*Material shown*
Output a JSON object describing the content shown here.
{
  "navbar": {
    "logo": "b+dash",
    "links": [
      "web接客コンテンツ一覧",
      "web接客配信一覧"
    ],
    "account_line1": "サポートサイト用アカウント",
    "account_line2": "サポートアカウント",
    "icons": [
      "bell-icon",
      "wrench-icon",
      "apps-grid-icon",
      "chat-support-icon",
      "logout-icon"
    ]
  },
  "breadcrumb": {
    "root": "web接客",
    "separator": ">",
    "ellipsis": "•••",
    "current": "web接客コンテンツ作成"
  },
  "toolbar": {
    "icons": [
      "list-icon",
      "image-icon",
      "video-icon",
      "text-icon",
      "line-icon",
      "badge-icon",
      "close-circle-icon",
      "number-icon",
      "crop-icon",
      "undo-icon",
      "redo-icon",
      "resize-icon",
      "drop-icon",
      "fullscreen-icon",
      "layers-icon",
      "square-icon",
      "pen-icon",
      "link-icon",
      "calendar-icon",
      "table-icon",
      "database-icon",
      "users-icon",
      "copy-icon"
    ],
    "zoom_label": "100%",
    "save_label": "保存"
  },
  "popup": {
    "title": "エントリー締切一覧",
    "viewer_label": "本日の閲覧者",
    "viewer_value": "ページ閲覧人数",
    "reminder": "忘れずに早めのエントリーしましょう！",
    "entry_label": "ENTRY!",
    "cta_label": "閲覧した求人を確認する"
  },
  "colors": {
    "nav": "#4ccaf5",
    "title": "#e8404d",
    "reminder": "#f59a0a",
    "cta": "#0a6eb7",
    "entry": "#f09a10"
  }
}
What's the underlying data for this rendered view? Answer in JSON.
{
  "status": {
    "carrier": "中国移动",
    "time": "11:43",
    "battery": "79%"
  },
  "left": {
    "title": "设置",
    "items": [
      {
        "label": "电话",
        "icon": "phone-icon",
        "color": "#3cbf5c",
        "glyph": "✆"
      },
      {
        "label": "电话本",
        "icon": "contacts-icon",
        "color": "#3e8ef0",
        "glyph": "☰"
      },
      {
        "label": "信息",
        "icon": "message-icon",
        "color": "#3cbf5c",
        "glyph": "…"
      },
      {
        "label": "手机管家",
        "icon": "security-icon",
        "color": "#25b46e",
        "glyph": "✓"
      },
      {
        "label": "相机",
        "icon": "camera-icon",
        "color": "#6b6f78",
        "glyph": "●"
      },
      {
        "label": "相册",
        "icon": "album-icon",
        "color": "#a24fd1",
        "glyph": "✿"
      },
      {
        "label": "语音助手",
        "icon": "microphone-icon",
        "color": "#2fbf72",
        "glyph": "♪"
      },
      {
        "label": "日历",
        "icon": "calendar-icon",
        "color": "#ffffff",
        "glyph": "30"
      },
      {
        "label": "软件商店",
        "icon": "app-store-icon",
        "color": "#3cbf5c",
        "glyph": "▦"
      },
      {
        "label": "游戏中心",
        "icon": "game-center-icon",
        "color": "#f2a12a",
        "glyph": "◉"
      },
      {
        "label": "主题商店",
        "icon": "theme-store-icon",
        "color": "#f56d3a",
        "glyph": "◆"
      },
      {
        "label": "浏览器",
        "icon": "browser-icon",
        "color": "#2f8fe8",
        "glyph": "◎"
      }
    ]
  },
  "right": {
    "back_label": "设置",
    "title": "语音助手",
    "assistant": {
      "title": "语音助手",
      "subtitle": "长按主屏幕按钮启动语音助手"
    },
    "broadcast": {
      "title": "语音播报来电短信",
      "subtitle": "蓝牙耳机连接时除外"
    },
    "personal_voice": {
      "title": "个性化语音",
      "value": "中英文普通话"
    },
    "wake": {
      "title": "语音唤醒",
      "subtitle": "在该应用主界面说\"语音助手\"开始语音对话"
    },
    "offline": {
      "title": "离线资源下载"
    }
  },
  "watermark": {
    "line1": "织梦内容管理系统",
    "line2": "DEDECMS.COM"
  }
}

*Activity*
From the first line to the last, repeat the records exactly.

*Output below*
Output a JSON object describing the content shown here.
{
  "navbar": {
    "logo": "b+dash",
    "links": [
      "web接客コンテンツ一覧",
      "web接客配信一覧"
    ],
    "account_line1": "サポートサイト用アカウント",
    "account_line2": "サポートアカウント",
    "icons": [
      "bell-icon",
      "wrench-icon",
      "apps-grid-icon",
      "chat-support-icon",
      "logout-icon"
    ]
  },
  "breadcrumb": {
    "root": "web接客",
    "separator": ">",
    "ellipsis": "•••",
    "current": "web接客コンテンツ作成"
  },
  "toolbar": {
    "icons": [
      "list-icon",
      "image-icon",
      "video-icon",
      "text-icon",
      "line-icon",
      "badge-icon",
      "close-circle-icon",
      "number-icon",
      "crop-icon",
      "undo-icon",
      "redo-icon",
      "resize-icon",
      "drop-icon",
      "fullscreen-icon",
      "layers-icon",
      "square-icon",
      "pen-icon",
      "link-icon",
      "calendar-icon",
      "table-icon",
      "database-icon",
      "users-icon",
      "copy-icon"
    ],
    "zoom_label": "100%",
    "save_label": "保存"
  },
  "popup": {
    "title": "エントリー締切一覧",
    "viewer_label": "本日の閲覧者",
    "viewer_value": "ページ閲覧人数",
    "reminder": "忘れずに早めのエントリーしましょう！",
    "entry_label": "ENTRY!",
    "cta_label": "閲覧した求人を確認する"
  },
  "colors": {
    "nav": "#4ccaf5",
    "title": "#e8404d",
    "reminder": "#f59a0a",
    "cta": "#0a6eb7",
    "entry": "#f09a10"
  }
}
What's the underlying data for this rendered view? Answer in JSON.
{
  "status": {
    "carrier": "中国移动",
    "time": "11:43",
    "battery": "79%"
  },
  "left": {
    "title": "设置",
    "items": [
      {
        "label": "电话",
        "icon": "phone-icon",
        "color": "#3cbf5c",
        "glyph": "✆"
      },
      {
        "label": "电话本",
        "icon": "contacts-icon",
        "color": "#3e8ef0",
        "glyph": "☰"
      },
      {
        "label": "信息",
        "icon": "message-icon",
        "color": "#3cbf5c",
        "glyph": "…"
      },
      {
        "label": "手机管家",
        "icon": "security-icon",
        "color": "#25b46e",
        "glyph": "✓"
      },
      {
        "label": "相机",
        "icon": "camera-icon",
        "color": "#6b6f78",
        "glyph": "●"
      },
      {
        "label": "相册",
        "icon": "album-icon",
        "color": "#a24fd1",
        "glyph": "✿"
      },
      {
        "label": "语音助手",
        "icon": "microphone-icon",
        "color": "#2fbf72",
        "glyph": "♪"
      },
      {
        "label": "日历",
        "icon": "calendar-icon",
        "color": "#ffffff",
        "glyph": "30"
      },
      {
        "label": "软件商店",
        "icon": "app-store-icon",
        "color": "#3cbf5c",
        "glyph": "▦"
      },
      {
        "label": "游戏中心",
        "icon": "game-center-icon",
        "color": "#f2a12a",
        "glyph": "◉"
      },
      {
        "label": "主题商店",
        "icon": "theme-store-icon",
        "color": "#f56d3a",
        "glyph": "◆"
      },
      {
        "label": "浏览器",
        "icon": "browser-icon",
        "color": "#2f8fe8",
        "glyph": "◎"
      }
    ]
  },
  "right": {
    "back_label": "设置",
    "title": "语音助手",
    "assistant": {
      "title": "语音助手",
      "subtitle": "长按主屏幕按钮启动语音助手"
    },
    "broadcast": {
      "title": "语音播报来电短信",
      "subtitle": "蓝牙耳机连接时除外"
    },
    "personal_voice": {
      "title": "个性化语音",
      "value": "中英文普通话"
    },
    "wake": {
      "title": "语音唤醒",
      "subtitle": "在该应用主界面说\"语音助手\"开始语音对话"
    },
    "offline": {
      "title": "离线资源下载"
    }
  },
  "watermark": {
    "line1": "织梦内容管理系统",
    "line2": "DEDECMS.COM"
  }
}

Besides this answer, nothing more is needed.